As the shutdown goes through its fourth week, the negative impacts on land and water stewardship, visitor experiences, access and safety are already being felt by the outdoor recreation industry, which employs 4.6 million Americans. Rural and gateway communities across the country that rely on visits to America’s great outdoors are at risk of being hurt even more the longer the shutdown drags on.
Spending the holiday in and around parks, I saw firsthand the shutdown’s impact on my favorite outdoor places. This past weekend, I joined many others clearing fallen trees off power lines and historic buildings, cleaning up trash and clearing trails in Shenandoah National Park and along the Blue Ridge Parkway. It gave me a new appreciation for the federal agency staff and their role in keeping our public lands safe and accessible.
Unfortunately, the shutdown is also adding to the growing $18.6 billion maintenance backlog on our public lands. Last year’s popular Restore our Parks and Public Lands Act — aimed at tackling the maintenance backlog on our public lands— had bipartisan support from hundreds of members of Congress and the administration. Yet every day the shutdown continues, we are losing much-needed revenue usually collected from entrance, camping and other recreation fees.

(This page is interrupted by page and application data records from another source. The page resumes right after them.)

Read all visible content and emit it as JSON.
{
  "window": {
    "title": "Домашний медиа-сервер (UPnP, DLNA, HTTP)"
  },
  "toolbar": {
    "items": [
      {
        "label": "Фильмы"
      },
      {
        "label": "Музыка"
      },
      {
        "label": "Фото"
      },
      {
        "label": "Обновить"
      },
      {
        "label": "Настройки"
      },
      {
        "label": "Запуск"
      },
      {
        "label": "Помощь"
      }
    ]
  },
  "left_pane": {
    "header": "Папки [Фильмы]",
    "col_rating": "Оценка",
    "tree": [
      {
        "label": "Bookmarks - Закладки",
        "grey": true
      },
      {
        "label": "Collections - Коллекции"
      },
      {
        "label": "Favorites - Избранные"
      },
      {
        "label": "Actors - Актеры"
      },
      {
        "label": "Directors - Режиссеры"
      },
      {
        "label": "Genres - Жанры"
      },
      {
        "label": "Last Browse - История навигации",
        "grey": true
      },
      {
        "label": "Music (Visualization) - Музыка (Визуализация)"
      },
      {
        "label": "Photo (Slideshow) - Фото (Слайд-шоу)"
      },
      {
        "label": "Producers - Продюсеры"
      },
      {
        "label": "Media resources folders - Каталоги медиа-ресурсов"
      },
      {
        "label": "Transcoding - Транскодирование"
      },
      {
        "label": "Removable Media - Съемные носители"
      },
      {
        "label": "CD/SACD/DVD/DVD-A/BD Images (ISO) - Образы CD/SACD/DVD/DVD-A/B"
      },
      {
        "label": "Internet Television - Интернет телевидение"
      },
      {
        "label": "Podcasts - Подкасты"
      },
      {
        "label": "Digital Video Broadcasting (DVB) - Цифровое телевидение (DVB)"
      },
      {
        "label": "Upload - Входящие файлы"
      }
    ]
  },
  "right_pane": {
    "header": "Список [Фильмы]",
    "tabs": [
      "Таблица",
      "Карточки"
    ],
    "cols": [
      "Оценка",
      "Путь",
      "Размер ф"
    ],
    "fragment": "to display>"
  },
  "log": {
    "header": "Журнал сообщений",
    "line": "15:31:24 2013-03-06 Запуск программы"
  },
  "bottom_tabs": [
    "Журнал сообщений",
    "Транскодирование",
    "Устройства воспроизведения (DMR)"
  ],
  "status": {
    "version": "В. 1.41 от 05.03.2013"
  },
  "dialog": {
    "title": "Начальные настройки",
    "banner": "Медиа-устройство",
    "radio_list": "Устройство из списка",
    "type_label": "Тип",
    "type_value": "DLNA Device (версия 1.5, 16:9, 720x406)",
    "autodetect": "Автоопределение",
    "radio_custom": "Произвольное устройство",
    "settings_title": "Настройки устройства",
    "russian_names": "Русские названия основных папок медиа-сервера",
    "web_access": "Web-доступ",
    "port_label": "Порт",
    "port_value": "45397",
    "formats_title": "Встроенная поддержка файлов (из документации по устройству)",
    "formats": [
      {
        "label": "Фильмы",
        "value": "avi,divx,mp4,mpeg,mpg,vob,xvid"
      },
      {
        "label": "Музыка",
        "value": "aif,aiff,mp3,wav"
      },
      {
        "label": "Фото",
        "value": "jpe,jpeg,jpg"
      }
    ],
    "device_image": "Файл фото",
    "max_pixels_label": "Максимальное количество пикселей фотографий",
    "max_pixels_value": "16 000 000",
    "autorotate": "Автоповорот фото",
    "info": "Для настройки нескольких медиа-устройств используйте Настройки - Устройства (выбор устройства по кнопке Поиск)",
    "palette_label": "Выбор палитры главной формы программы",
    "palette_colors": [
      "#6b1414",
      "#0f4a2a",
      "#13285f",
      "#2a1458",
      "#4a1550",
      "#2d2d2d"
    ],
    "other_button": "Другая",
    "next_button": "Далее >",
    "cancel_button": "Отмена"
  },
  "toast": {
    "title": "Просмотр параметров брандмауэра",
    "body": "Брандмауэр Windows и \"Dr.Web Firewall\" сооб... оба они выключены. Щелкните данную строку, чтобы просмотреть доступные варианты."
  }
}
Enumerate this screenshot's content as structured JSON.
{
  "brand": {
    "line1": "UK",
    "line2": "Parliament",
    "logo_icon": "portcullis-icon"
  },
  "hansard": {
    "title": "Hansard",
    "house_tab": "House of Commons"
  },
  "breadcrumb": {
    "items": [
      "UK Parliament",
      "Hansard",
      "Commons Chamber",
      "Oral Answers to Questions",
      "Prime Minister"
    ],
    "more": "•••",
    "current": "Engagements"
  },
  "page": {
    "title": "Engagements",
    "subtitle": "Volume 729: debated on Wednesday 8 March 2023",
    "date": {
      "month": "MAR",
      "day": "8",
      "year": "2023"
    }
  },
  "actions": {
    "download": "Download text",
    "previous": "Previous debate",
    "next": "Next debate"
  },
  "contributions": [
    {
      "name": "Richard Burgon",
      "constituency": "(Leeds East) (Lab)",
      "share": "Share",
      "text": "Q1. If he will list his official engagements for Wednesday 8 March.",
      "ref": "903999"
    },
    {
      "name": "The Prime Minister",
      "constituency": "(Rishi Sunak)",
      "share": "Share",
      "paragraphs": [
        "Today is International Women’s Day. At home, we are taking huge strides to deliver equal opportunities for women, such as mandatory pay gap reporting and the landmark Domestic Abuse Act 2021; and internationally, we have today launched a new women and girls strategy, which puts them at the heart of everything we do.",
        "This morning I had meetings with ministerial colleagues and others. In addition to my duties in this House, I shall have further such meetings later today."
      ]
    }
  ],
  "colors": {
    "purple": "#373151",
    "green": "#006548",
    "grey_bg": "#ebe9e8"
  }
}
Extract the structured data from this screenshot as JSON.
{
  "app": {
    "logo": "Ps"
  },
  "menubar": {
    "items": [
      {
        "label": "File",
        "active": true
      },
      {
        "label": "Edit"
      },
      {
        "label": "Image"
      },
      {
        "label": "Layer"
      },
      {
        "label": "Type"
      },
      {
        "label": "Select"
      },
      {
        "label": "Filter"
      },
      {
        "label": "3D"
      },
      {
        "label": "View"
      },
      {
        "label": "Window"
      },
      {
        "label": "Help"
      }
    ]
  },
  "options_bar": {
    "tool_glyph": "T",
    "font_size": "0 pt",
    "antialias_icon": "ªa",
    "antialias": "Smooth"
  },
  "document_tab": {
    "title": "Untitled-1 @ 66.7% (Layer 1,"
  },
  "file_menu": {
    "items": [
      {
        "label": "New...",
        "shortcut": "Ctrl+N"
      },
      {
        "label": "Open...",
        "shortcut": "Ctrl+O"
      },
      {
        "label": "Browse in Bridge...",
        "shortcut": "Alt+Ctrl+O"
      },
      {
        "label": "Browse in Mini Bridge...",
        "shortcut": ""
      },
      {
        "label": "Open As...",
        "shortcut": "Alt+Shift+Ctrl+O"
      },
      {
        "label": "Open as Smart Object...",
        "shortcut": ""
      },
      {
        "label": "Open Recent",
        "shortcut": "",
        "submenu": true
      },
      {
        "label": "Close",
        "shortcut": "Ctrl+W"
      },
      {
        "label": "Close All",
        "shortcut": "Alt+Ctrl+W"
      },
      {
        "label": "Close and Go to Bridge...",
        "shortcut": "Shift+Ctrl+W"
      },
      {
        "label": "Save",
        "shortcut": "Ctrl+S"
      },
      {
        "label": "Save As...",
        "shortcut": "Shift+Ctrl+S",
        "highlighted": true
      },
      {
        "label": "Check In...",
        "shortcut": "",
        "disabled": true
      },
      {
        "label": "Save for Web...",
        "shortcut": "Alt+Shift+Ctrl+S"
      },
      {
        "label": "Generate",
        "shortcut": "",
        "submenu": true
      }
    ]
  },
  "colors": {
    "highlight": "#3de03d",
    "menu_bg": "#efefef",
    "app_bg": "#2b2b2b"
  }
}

If shutdowns continue to become more prevalent - as we have seen in the past decade - there must be common-sense policy changes that keep our public lands open, safe and inoculated from issues that have nothing to do with the great outdoors.

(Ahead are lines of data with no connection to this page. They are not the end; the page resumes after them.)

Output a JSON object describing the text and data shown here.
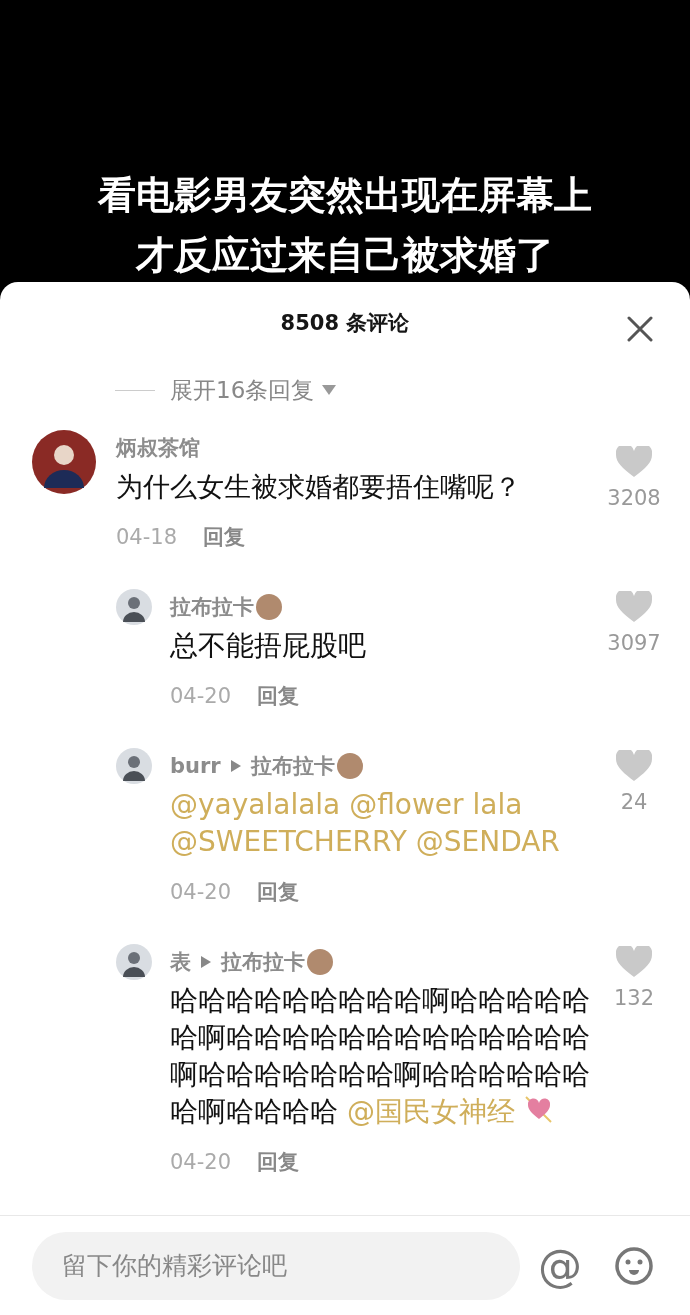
{
  "video": {
    "caption_lines": [
      "看电影男友突然出现在屏幕上",
      "才反应过来自己被求婚了"
    ]
  },
  "sheet": {
    "title": "8508 条评论"
  },
  "expand_replies": "展开16条回复",
  "comments": [
    {
      "author": "炳叔茶馆",
      "author_emoji": false,
      "body": [
        {
          "kind": "text",
          "text": "为什么女生被求婚都要捂住嘴呢？"
        }
      ],
      "trailing_heart": false,
      "date": "04-18",
      "reply_label": "回复",
      "likes": "3208",
      "children": [
        {
          "author": "拉布拉卡",
          "author_emoji": true,
          "body": [
            {
              "kind": "text",
              "text": "总不能捂屁股吧"
            }
          ],
          "trailing_heart": false,
          "date": "04-20",
          "reply_label": "回复",
          "likes": "3097"
        },
        {
          "author": "burr",
          "author_emoji": false,
          "reply_to": "拉布拉卡",
          "reply_to_emoji": true,
          "body": [
            {
              "kind": "mention",
              "text": "@yayalalala"
            },
            {
              "kind": "mention",
              "text": "@flower lala"
            },
            {
              "kind": "mention",
              "text": "@SWEETCHERRY"
            },
            {
              "kind": "mention",
              "text": "@SENDAR"
            }
          ],
          "trailing_heart": false,
          "date": "04-20",
          "reply_label": "回复",
          "likes": "24"
        },
        {
          "author": "表",
          "author_emoji": false,
          "reply_to": "拉布拉卡",
          "reply_to_emoji": true,
          "body": [
            {
              "kind": "text",
              "text": "哈哈哈哈哈哈哈哈哈啊哈哈哈哈哈哈啊哈哈哈哈哈哈哈哈哈哈哈哈哈啊哈哈哈哈哈哈哈啊哈哈哈哈哈哈哈啊哈哈哈哈"
            },
            {
              "kind": "mention",
              "text": "@国民女神经"
            }
          ],
          "trailing_heart": true,
          "date": "04-20",
          "reply_label": "回复",
          "likes": "132"
        }
      ]
    }
  ],
  "composer": {
    "placeholder": "留下你的精彩评论吧",
    "mention_button": "@"
  }
}
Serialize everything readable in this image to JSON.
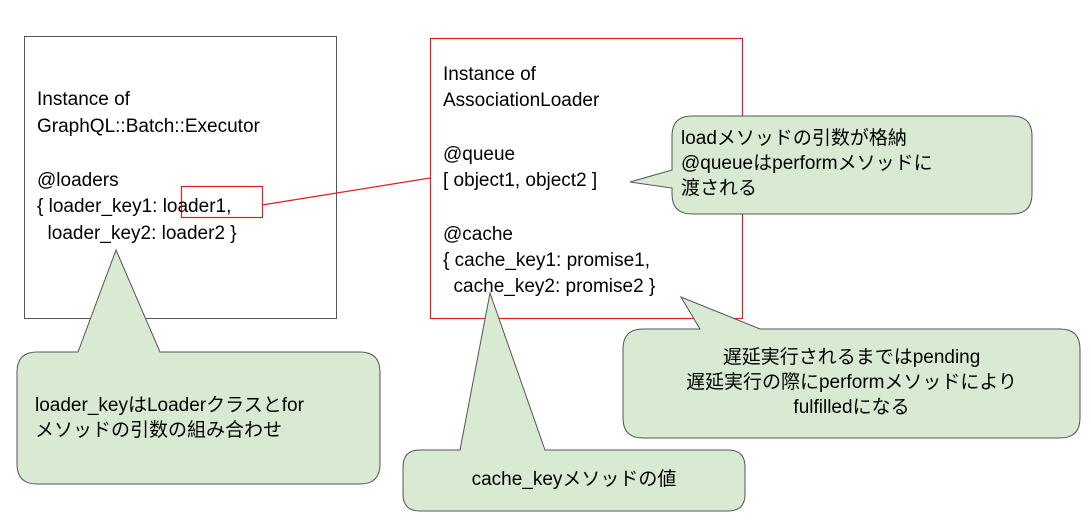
{
  "executor_box": {
    "title_line1": "Instance of",
    "title_line2": "GraphQL::Batch::Executor",
    "field": "@loaders",
    "line_a_prefix": "{ loader_key1: ",
    "line_a_loader": "loader1",
    "line_a_suffix": ",",
    "line_b": "  loader_key2: loader2 }"
  },
  "loader_box": {
    "title_line1": "Instance of",
    "title_line2": "AssociationLoader",
    "queue_field": "@queue",
    "queue_value": "[ object1, object2 ]",
    "cache_field": "@cache",
    "cache_line1": "{ cache_key1: promise1,",
    "cache_line2": "  cache_key2: promise2 }"
  },
  "callouts": {
    "loader_key": {
      "line1": "loader_keyはLoaderクラスとfor",
      "line2": "メソッドの引数の組み合わせ"
    },
    "queue": {
      "line1": "loadメソッドの引数が格納",
      "line2": "@queueはperformメソッドに",
      "line3": "渡される"
    },
    "promise": {
      "line1": "遅延実行されるまではpending",
      "line2": "遅延実行の際にperformメソッドにより",
      "line3": "fulfilledになる"
    },
    "cache_key": {
      "line1": "cache_keyメソッドの値"
    }
  },
  "colors": {
    "executor_border": "#555555",
    "loader_border": "#e02020",
    "highlight_border": "#e02020",
    "connector": "#e02020",
    "callout_fill": "#d9ead3",
    "callout_stroke": "#555555"
  }
}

While we applaud the many demonstrations of innovative partnerships involving states, gateway communities, concessioners, other business and nonprofits to maintain access and provide partnership services during this difficult time. We worry that as the shutdown lingers these efforts will become unsustainable, impacting access and safety beyond our parks, refuges and waterways.

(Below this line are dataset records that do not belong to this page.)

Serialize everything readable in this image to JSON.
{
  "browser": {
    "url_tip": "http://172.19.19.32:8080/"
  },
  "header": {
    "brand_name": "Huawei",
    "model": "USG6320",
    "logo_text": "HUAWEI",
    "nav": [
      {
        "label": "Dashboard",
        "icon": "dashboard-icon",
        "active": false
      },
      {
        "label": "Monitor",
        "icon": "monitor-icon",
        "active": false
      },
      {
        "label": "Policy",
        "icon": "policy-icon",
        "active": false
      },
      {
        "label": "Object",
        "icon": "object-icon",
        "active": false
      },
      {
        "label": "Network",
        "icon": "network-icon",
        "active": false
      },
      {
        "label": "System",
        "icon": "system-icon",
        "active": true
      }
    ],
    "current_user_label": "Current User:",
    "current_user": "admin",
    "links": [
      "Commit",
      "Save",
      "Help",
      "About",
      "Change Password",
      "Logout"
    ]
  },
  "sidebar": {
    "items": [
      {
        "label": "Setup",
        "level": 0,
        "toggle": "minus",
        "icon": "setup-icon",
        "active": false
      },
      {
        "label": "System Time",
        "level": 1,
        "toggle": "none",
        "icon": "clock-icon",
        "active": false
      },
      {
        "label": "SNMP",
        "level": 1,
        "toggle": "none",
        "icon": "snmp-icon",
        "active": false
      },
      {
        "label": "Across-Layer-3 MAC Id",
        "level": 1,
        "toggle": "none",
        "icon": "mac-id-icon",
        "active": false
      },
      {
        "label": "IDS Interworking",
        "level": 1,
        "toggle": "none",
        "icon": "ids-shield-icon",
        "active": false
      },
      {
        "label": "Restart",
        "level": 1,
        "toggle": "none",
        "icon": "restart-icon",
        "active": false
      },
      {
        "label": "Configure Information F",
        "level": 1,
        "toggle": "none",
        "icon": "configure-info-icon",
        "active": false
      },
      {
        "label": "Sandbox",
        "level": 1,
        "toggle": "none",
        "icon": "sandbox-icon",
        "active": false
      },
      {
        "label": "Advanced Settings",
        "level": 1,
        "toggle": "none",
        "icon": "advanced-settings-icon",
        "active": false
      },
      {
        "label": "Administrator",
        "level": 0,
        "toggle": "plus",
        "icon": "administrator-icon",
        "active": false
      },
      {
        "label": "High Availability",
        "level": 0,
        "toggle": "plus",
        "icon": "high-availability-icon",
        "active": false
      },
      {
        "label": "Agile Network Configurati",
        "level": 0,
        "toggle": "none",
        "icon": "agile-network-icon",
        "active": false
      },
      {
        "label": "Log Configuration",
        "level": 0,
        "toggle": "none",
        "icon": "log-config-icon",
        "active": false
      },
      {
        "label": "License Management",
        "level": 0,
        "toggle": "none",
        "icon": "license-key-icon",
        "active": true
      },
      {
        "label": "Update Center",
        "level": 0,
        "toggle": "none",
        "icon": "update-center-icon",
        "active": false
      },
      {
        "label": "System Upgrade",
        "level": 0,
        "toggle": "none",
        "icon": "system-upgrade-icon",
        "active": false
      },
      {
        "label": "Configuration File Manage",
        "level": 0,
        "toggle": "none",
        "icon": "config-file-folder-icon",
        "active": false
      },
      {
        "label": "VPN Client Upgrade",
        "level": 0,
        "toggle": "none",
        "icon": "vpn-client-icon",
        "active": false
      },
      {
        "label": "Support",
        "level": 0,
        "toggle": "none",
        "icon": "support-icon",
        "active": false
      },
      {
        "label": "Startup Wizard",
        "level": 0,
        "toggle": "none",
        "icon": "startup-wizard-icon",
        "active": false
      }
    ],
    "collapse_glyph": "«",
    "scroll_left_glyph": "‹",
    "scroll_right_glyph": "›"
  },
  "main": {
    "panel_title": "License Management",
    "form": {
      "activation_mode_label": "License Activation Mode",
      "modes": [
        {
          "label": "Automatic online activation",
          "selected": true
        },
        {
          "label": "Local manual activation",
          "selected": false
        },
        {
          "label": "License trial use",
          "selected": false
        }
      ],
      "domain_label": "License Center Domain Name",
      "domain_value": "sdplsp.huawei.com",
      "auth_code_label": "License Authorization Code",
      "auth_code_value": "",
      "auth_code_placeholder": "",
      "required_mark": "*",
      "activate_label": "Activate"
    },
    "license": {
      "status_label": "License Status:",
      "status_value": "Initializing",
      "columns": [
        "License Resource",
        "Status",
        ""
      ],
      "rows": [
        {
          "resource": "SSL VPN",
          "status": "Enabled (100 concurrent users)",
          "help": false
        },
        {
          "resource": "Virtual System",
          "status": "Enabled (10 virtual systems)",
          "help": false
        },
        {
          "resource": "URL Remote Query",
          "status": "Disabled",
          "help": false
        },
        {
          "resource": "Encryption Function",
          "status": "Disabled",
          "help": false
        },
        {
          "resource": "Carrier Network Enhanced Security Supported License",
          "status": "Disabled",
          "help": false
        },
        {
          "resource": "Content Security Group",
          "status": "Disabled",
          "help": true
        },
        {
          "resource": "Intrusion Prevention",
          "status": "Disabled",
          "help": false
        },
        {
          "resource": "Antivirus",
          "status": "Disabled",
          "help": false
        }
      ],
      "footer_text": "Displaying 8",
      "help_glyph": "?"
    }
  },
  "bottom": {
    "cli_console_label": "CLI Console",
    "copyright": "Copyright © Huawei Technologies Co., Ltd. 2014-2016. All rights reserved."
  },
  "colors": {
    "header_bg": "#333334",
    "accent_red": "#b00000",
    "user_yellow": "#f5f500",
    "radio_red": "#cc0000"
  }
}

We can use this time to point fingers or to build bridges. What the past month has made crystal clear is that love for our public lands is widespread and unifying. We have seen an impressive outpouring of support from industry groups, businesses, nonprofits and individuals who have been doing what they can to clean restrooms, clear trails and more.
The Outdoor Recreation Roundtable (ORR) wants to harness that energy into a pragmatic dialogue around safeguarding the outdoors from being impacted during future shutdowns. Sites should continue to collect entrance fees, and land and water agency personnel should be considered “essential,” so that these treasured places can stay open safely and responsibly.
The great outdoors should not be the victim of unrelated issues. We call for uniform policies across the agencies so federal workers, businesses and public lands and waters are not put in this position of uncertainty time and time again.
The outdoor recreation community stands ready to join all policymakers in discussing and adopting future policies that will enable all to fully enjoy our public lands and waters, unlocking these uniquely American experiences, boosting healthier lifestyles and delivering a stronger economy.
Jessica Wahl is Executive Director of the Outdoor Recreation Roundtable (ORR), America’s leading coalition of outdoor recreation trade associations and organizations working to promote the policy reforms needed to enhance the outdoor recreation economy. Combined, ORR members produce an annual $734 billion output for the U.S. economy, making up 2.2% of America’s GDP.